- **WHAT IS REQUIRED**
Answer with one number only: the count of lines below that hold the word "goes".

[Website and app data records]

--*--

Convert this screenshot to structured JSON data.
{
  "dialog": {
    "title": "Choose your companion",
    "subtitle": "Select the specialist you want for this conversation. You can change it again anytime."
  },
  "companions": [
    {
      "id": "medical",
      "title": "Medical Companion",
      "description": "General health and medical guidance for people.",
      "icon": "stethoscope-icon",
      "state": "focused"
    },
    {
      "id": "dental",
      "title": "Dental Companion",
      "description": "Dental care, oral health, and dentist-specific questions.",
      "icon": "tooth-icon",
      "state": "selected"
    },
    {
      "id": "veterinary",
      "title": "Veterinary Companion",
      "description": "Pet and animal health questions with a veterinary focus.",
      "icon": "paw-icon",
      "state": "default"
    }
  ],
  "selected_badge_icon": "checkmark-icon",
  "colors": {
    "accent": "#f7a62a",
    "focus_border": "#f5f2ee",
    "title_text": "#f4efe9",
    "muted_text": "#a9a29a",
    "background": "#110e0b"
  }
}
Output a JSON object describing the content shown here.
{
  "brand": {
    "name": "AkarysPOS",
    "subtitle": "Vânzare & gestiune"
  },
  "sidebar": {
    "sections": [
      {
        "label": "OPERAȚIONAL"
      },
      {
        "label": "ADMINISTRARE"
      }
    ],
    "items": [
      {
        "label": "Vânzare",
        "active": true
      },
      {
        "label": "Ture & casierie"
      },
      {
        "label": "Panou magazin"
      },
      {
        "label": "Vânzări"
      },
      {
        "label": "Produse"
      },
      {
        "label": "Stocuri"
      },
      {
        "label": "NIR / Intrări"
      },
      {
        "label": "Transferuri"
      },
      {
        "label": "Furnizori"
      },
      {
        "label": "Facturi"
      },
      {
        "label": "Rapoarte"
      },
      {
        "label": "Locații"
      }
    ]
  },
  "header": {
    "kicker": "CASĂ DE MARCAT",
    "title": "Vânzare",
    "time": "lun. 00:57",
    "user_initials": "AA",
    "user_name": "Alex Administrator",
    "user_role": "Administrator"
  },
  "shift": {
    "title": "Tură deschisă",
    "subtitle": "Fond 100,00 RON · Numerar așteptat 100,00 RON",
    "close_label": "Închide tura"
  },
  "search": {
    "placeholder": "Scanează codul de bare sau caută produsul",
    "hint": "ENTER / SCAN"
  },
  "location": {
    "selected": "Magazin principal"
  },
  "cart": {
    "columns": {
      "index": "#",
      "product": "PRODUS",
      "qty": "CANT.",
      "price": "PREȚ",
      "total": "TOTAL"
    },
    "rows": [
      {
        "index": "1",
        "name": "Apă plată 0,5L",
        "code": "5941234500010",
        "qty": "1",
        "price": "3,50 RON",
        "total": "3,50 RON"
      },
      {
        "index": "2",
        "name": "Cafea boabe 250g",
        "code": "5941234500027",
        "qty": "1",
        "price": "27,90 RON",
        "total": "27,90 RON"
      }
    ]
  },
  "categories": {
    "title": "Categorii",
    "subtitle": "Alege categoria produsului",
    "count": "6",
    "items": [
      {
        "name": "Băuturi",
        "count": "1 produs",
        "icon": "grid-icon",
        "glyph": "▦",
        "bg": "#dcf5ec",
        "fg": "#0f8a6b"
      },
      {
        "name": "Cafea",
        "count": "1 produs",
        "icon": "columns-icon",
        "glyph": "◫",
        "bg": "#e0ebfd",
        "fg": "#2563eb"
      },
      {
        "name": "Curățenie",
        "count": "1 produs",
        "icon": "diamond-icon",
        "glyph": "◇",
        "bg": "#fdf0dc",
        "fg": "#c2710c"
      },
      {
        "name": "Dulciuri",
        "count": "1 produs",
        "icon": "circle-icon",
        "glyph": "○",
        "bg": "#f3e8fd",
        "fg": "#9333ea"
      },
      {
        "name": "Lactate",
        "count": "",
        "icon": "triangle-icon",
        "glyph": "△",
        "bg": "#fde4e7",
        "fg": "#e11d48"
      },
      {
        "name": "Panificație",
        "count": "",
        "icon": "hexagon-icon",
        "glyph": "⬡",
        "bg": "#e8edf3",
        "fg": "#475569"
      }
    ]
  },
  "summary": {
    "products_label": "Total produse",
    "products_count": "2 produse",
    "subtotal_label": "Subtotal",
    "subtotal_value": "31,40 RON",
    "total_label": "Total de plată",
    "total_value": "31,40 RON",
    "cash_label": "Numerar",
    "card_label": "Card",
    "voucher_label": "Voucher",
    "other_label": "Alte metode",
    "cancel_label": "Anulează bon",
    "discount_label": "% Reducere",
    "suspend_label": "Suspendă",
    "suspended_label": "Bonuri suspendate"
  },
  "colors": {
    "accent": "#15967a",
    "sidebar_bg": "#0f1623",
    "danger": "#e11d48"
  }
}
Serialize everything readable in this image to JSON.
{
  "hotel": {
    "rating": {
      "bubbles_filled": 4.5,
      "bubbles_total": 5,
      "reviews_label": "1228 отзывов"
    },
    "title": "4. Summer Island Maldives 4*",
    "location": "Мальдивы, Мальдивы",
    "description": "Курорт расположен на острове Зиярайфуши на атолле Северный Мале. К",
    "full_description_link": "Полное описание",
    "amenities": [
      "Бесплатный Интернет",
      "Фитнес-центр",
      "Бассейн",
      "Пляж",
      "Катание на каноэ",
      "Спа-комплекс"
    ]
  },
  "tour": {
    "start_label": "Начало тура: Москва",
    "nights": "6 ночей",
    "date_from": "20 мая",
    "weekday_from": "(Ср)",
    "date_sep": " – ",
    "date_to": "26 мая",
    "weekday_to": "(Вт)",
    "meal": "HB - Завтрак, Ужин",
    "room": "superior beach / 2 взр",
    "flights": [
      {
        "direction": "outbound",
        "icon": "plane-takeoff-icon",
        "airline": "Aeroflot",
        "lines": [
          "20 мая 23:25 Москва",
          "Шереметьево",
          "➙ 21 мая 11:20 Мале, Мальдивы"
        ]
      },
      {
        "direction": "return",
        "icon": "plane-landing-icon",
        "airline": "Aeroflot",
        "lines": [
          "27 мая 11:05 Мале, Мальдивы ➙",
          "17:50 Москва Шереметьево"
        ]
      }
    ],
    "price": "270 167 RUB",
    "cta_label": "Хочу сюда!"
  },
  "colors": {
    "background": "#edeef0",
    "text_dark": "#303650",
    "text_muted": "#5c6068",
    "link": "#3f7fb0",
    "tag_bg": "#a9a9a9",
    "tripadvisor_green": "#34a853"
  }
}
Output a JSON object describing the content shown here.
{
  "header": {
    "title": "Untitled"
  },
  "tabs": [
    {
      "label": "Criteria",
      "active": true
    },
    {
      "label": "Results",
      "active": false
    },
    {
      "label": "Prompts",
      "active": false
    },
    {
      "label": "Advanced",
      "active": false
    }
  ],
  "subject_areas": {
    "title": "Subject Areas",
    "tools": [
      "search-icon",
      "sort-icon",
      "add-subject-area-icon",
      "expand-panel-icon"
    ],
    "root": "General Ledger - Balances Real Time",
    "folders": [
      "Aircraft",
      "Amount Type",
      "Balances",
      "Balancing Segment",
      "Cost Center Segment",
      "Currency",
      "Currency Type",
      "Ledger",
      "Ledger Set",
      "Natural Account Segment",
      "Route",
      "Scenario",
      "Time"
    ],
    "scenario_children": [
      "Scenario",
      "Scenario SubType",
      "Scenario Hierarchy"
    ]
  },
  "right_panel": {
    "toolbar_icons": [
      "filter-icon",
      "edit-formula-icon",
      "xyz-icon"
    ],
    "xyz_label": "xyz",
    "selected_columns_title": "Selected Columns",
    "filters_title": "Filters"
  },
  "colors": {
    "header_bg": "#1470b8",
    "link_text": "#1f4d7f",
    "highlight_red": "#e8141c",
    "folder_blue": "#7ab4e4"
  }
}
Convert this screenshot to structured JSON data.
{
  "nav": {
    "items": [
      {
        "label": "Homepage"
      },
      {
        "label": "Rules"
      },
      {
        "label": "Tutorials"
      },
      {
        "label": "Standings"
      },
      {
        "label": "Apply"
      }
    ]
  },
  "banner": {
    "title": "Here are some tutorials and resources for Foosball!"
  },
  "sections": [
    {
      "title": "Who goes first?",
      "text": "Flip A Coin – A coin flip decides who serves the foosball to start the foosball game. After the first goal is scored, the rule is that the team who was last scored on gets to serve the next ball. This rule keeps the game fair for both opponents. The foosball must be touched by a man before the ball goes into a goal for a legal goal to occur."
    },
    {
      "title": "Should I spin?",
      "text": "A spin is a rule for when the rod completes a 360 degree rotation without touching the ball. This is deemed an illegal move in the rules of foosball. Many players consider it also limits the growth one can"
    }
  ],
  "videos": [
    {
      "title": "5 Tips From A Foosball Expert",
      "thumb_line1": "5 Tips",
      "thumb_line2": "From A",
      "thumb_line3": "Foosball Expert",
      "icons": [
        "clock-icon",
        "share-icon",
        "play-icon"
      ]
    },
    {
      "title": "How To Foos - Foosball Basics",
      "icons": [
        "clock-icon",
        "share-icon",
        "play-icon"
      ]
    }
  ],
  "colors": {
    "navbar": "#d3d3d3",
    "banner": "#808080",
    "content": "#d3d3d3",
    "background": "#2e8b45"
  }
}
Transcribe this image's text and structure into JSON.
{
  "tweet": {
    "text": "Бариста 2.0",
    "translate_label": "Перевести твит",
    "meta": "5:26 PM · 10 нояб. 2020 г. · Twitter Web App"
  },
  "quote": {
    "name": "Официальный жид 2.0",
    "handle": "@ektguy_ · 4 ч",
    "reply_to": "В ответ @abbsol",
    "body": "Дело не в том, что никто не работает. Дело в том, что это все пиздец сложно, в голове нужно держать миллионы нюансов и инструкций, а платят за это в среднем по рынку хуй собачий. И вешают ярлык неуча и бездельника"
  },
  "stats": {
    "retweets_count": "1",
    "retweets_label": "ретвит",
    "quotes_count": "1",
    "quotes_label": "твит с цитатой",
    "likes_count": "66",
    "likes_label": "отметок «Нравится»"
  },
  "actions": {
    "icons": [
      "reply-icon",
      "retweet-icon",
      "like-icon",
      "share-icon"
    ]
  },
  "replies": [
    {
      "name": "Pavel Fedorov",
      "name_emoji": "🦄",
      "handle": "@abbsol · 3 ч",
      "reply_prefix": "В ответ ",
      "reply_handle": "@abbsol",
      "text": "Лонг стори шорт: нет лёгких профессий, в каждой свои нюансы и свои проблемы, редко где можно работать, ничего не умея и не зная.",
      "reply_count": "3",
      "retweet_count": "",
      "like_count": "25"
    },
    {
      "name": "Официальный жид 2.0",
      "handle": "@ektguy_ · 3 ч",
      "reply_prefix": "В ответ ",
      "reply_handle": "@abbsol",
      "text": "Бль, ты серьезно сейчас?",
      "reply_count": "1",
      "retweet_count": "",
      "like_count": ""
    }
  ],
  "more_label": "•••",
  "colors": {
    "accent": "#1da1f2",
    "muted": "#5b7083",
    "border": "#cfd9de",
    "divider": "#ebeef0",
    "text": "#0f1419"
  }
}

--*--

- **ANSWER FOR THE TASK**
2